== Interface dataset entries ==

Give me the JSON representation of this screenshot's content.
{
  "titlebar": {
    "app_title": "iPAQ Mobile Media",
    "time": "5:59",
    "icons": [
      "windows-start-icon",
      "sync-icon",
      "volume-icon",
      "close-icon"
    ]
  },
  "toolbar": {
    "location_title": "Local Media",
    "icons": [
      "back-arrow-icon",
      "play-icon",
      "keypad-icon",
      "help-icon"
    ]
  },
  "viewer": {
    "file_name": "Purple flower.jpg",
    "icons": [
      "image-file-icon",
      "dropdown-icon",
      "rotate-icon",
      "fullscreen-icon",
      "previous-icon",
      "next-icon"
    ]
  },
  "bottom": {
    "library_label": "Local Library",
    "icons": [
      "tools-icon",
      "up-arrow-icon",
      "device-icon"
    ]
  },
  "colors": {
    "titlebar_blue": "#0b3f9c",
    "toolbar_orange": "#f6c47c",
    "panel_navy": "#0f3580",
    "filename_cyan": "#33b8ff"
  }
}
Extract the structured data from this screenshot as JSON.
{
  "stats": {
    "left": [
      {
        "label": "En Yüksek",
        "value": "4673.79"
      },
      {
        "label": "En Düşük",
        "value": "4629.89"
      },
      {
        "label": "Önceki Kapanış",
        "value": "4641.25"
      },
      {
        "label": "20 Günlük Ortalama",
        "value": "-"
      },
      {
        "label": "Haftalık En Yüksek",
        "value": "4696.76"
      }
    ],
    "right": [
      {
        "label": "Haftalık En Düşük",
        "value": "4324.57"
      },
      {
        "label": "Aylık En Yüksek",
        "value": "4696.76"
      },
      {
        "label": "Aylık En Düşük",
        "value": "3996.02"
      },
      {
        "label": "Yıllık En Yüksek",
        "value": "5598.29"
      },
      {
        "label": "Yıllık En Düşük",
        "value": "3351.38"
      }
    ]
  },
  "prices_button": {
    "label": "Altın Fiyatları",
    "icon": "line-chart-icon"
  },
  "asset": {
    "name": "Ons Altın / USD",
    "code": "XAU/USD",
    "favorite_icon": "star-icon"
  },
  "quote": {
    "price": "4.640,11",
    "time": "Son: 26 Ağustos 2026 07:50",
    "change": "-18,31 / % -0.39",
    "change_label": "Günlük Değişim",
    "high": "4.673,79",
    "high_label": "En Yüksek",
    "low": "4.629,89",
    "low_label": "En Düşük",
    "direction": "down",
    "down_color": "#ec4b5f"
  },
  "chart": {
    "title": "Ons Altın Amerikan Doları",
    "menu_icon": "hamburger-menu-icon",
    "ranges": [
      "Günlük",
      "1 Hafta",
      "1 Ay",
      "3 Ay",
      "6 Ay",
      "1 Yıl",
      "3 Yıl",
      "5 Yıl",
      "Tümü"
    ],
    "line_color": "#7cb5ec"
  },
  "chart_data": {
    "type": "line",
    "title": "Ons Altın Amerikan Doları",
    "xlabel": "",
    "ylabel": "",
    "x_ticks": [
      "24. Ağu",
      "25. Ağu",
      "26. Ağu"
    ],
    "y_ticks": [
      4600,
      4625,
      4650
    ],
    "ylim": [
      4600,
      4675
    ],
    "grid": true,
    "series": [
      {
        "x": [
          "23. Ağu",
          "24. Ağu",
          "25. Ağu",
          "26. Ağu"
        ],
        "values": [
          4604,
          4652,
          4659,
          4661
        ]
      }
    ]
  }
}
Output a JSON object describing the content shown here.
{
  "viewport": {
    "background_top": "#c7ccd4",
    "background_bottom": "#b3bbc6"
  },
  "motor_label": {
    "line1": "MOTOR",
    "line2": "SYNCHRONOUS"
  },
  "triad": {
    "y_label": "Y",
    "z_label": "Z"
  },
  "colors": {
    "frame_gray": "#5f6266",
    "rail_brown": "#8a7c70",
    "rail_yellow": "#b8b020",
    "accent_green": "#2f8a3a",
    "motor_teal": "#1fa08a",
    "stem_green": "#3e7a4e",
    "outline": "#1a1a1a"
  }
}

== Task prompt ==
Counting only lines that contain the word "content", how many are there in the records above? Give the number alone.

== Finished exercise ==
2